Running On Empty

Actually, we’re running beyond empty now. The United States can’t legally borrow any more money until Congress acts to raise the debt ceiling.

US government hits debt ceiling, lighting 11-week fuse

Treasury Secretary Timothy Geithner informed Congress on Monday that the United States has reached its legal debt limit, setting off a ticking time bomb that could explode in less than three months if lawmakers can’t bridge differences and allow more government borrowing.

In hitting the $14.3 trillion debt ceiling – the limit on how much the government can borrow – the Obama administration on Monday began temporarily halting payments to the retirement and federal pension accounts of federal workers and started borrowing from those funds, to be restored later.

Geithner sent a letter to Senate Majority Leader Harry Reid, D-Nev., warning that the government can move money around for about 11 weeks but if a new debt ceiling isn’t agreed to by Aug. 2, the U.S. government could effectively default on its obligations to its creditors. He warned of “catastrophic economic consequences for citizens” unless Congress raises the debt ceiling.

An increase of about $2 trillion is expected, enough to get the issue past the 2012 elections before Congress would have to lift it again.

Republicans who control the House of Representatives vow to link raising the debt ceiling to cuts in government spending of at least equal measure. In a combative statement Monday, House Speaker John Boehner, R-Ohio, upped the ante.

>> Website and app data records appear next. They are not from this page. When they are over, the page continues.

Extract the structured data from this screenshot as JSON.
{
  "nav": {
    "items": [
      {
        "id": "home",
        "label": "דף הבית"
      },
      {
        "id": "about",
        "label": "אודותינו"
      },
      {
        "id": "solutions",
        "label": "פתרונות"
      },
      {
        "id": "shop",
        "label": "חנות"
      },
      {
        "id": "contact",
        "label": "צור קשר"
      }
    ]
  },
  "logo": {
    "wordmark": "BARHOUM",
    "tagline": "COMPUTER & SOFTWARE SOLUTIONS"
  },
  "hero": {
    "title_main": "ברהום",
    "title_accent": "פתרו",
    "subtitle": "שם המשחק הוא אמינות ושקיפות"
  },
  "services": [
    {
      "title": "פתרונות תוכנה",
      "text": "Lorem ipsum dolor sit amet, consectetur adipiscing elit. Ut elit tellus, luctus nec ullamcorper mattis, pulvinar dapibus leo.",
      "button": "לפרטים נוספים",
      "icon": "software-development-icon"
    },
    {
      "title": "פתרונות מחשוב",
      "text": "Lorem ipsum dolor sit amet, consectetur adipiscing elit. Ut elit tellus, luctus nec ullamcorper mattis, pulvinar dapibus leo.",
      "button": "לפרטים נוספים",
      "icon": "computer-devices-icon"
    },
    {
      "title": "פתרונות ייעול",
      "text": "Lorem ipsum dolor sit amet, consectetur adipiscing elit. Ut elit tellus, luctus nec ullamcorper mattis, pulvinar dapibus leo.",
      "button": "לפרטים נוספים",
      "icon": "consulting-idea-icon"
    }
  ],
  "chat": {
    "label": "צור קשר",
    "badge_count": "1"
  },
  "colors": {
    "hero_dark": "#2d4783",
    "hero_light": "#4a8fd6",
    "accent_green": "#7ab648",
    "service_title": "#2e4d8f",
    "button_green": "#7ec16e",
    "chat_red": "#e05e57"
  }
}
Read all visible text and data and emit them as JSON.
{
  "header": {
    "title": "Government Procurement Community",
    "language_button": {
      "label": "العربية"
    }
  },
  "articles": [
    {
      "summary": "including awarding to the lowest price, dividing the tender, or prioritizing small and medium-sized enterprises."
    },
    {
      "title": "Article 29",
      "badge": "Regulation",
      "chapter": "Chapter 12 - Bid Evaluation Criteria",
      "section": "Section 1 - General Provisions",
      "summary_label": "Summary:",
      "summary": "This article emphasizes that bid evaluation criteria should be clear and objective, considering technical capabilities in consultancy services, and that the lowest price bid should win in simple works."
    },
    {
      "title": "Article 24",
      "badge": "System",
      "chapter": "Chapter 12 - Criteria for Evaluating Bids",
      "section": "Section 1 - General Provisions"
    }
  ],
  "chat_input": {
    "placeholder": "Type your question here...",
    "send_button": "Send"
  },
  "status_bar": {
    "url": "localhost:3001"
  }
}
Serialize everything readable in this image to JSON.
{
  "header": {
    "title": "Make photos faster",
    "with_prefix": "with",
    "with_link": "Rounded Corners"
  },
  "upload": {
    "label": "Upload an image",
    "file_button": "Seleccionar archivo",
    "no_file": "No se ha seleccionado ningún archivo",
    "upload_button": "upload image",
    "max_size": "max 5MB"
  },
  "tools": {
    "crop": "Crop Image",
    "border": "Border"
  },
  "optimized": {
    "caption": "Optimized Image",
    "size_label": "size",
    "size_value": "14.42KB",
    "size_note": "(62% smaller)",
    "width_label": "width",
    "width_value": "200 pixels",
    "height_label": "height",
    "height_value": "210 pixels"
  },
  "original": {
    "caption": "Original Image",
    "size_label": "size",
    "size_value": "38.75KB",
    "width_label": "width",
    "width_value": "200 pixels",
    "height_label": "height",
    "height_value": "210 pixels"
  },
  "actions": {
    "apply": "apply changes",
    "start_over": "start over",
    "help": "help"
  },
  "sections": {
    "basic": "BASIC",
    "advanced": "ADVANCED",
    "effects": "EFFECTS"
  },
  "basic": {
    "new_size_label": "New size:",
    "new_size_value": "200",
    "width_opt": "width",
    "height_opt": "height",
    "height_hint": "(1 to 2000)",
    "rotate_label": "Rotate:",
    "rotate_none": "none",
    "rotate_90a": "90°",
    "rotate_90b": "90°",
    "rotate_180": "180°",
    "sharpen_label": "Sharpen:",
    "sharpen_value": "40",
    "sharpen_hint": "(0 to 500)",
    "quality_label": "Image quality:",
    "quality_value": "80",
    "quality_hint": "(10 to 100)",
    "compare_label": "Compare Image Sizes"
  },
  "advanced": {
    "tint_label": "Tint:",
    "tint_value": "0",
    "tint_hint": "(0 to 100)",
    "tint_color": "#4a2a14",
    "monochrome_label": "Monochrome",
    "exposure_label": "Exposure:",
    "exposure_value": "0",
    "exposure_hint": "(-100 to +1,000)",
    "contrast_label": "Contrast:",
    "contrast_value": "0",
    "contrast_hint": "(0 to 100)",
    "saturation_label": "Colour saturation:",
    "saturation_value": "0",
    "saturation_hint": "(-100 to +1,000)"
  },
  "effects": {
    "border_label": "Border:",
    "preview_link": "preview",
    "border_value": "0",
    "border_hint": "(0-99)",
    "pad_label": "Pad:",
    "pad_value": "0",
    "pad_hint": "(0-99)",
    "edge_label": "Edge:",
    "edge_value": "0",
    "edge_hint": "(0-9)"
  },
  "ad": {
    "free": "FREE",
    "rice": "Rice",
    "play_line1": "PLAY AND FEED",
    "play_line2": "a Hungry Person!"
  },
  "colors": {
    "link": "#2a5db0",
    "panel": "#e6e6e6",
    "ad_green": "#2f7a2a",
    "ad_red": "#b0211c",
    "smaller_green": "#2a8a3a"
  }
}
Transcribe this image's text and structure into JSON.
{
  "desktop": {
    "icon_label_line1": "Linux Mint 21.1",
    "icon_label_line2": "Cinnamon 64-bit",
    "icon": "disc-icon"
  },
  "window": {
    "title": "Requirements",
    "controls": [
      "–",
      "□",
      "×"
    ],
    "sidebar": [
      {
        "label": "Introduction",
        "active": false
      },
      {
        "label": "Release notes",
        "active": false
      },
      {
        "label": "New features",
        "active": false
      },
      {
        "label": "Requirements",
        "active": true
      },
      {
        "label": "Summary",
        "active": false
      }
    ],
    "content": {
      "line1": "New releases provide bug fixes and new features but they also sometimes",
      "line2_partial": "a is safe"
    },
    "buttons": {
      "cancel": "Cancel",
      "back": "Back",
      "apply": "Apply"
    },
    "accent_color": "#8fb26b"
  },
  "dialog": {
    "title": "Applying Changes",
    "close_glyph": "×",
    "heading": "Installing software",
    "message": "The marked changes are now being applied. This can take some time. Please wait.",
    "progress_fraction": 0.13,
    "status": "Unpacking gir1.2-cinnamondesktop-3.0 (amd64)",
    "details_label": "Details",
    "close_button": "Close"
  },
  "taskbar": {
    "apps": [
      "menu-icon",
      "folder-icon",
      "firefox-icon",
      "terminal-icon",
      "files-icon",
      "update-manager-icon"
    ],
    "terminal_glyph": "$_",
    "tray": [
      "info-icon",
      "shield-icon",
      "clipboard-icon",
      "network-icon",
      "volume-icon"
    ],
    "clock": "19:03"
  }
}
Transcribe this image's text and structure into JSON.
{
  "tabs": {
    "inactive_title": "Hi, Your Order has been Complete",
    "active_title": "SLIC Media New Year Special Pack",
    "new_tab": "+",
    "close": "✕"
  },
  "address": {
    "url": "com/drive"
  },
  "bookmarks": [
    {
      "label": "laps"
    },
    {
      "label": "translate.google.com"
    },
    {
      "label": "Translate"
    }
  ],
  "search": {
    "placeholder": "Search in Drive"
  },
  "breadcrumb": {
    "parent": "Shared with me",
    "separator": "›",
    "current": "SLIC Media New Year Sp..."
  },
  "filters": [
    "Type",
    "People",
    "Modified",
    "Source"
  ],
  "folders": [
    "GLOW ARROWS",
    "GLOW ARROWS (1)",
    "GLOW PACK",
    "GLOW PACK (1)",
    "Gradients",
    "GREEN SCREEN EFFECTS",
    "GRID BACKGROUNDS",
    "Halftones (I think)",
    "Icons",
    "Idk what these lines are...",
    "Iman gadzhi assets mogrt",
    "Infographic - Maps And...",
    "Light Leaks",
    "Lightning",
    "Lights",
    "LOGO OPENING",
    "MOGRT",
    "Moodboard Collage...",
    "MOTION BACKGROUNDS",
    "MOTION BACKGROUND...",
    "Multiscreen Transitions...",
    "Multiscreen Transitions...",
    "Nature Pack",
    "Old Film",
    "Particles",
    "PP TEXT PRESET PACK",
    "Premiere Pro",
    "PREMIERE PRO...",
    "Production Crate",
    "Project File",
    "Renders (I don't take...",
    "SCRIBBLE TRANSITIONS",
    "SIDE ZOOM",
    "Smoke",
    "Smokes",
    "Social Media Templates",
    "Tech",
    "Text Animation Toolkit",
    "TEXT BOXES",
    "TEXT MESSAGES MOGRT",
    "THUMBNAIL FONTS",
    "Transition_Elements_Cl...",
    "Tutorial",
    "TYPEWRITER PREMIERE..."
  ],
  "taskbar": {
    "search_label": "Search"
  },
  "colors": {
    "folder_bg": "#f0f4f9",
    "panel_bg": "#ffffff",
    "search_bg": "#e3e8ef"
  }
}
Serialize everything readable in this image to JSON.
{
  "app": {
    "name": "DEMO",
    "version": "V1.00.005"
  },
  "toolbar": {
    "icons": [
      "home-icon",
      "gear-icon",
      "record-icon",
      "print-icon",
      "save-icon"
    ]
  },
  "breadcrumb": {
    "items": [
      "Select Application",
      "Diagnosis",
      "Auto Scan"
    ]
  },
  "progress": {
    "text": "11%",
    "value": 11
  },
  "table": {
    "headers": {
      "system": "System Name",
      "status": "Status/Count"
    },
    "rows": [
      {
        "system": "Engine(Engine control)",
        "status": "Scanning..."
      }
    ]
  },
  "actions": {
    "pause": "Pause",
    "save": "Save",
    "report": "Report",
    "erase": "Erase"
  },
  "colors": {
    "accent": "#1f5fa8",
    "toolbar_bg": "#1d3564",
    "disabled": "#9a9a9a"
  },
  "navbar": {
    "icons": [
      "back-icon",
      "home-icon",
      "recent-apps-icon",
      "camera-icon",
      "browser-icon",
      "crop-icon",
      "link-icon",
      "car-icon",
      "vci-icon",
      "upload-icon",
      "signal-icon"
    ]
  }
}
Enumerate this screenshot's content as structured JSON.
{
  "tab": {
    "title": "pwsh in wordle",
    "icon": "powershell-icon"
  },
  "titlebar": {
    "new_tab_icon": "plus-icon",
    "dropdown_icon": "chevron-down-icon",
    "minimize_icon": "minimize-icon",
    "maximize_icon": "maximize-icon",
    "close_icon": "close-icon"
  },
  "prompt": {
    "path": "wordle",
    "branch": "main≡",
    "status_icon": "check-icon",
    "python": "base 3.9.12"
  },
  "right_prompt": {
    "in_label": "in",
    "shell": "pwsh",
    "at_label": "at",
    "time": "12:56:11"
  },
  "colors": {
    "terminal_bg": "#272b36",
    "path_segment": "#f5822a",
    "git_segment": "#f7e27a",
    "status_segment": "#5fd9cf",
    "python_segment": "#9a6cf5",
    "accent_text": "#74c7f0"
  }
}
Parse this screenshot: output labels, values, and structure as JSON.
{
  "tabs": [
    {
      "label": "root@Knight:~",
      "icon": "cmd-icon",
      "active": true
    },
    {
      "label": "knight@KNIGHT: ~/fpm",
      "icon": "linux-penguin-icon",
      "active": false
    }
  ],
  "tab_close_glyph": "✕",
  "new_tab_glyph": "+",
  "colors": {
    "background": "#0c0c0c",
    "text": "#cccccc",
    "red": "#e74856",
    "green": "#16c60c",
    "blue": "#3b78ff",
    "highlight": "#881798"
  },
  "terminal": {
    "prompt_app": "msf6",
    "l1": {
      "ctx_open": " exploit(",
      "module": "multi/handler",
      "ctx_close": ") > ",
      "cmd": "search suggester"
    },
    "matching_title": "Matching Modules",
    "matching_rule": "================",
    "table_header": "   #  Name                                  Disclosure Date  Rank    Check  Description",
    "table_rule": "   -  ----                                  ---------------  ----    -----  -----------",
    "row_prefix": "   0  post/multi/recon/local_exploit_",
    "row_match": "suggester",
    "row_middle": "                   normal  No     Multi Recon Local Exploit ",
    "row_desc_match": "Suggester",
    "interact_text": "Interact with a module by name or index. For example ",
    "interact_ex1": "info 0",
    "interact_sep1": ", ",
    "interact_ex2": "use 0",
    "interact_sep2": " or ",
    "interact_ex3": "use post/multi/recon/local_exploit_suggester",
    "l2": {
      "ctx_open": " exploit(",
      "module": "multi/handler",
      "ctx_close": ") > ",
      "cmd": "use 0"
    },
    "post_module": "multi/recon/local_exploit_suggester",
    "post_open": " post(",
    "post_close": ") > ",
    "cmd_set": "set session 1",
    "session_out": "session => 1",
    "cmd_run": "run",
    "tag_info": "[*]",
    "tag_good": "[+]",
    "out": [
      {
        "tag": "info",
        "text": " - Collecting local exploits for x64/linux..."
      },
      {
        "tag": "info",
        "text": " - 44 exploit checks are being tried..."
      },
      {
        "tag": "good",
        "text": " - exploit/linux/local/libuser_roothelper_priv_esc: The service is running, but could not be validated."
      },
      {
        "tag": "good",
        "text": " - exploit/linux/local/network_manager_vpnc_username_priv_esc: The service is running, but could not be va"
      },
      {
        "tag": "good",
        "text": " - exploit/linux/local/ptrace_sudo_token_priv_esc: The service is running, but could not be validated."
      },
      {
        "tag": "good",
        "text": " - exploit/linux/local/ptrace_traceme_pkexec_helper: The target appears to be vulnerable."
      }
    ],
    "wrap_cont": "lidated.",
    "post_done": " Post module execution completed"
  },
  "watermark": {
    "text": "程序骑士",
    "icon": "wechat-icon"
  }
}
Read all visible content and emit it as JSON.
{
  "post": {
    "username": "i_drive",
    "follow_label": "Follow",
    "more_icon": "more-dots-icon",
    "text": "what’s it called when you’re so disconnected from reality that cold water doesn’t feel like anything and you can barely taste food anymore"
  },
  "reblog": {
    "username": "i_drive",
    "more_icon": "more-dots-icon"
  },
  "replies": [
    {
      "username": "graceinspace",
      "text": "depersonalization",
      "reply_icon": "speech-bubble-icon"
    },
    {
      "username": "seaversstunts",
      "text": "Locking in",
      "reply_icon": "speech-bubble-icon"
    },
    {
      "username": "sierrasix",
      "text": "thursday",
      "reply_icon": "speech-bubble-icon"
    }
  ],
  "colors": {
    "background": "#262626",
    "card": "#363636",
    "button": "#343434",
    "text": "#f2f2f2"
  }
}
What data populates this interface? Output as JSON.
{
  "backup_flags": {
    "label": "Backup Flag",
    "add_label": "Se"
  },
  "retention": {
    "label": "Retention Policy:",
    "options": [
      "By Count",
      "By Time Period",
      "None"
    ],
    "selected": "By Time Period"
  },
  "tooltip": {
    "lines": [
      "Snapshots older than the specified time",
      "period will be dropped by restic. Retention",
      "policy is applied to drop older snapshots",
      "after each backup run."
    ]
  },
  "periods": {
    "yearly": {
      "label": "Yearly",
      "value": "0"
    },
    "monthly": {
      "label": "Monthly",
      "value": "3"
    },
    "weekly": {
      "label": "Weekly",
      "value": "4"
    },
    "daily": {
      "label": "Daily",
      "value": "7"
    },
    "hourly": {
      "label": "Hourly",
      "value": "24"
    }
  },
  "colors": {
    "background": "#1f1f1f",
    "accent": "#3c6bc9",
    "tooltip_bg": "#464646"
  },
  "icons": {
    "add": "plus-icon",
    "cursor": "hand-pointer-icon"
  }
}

“As I have said numerous times, there will be no debt limit increase without serious budget reforms and significant spending cuts, cuts that are greater than any increase in the debt limit.” Boehner has called previously for $2 trillion in spending cuts as part of any deal to raise the debt ceiling.

See also:
US hits $14 trillion debt limit
US Hits Debt Ceiling, But Treasury Market Rules Out Default For Now
Deja Vu, But No Disaster: U.S. Government Hits Debt Ceiling
U.S. Hits Debt Limit, Sky Doesn’t Fall
U.S. hit debt limit today
Treasury Tapping Federal Retirement Accounts to Stave Off Default
Turbo Tim Raids Pension Plans
With Debt Limit Maxed Out, Lawmakers Hold Firm On Remedy
Rep. Jordan: U.S. won’t default if debt ceiling isn’t raised
U.S. National Debt Clock

Well, we hit the debt ceiling and, despite all the Democrat Chicken Little hysteria, the Sun didn’t explode, the seas didn’t boil, and the markets didn’t plunge thousands of points. Go figure.

/all I can say is that the Republicans had better stand firm and hold their ground this time and hold out for concrete, verifiable spending cuts that at least equal the amount of any debt limit increase

Advertisements

A Line In The Sand?

Does he mean it this time or will he cave to the out of control spending Democrats yet again?

Boehner says ‘trillions’ in cuts loom on debt vote

The top Republican in Congress wants trillions of dollars in spending cuts as part of must-pass legislation permitting the government to continue to borrow to fund its operations and meet obligations to investors.

House Speaker John Boehner, in a speech prepared for delivery Monday night, says it would be irresponsible to raise the so-called debt limit beyond its $14.3 trillion cap without a major effort to curb the spiraling deficit. He says the cuts should be larger than the amount of the permitted increase in the debt.

See also:
John Boehner’s tough talk on debt limit: a departure from history
Wonkbook: Boehner’s debt-ceiling demands
Boehner: Spending cuts should be greater than debt limit increase
Boehner really isn’t asking for that much to raise debt ceiling
Wall Street Takes Boehner Debt-Limit Speech In Stride
Speaker Boehner: Tax hikes are ‘off the table’
Speaker Boehner: Tax Hikes Are ‘Off The Table’
Republicans Rule Out Tax Increases in Battle With Democrats Over Debt Cap
John Boehner’s debt pitch has risks for GOP
Boehner’s debt-limit speech: Reactions from the Hill
Democrats and Republicans Spar Over US Debt Ceiling
Boehner reiterates GOP’s ransom demands
Obama aide: Boehner shouldn’t hold debt limit ‘hostage’ to spending cuts

So, have Boehner and the Republicans finally grown a spine? They talk the talk, but can they walk the walk? They’re on the right side of fiscal reality and American public opinion in this all the marbles battle for the country’s very economic survival. The stakes for our future literally couldn’t be any higher.

/hopefully, they won’t chicken out again, the last time they promised to stand their ground on spending cuts, it ended in a humiliating disaster for Republicans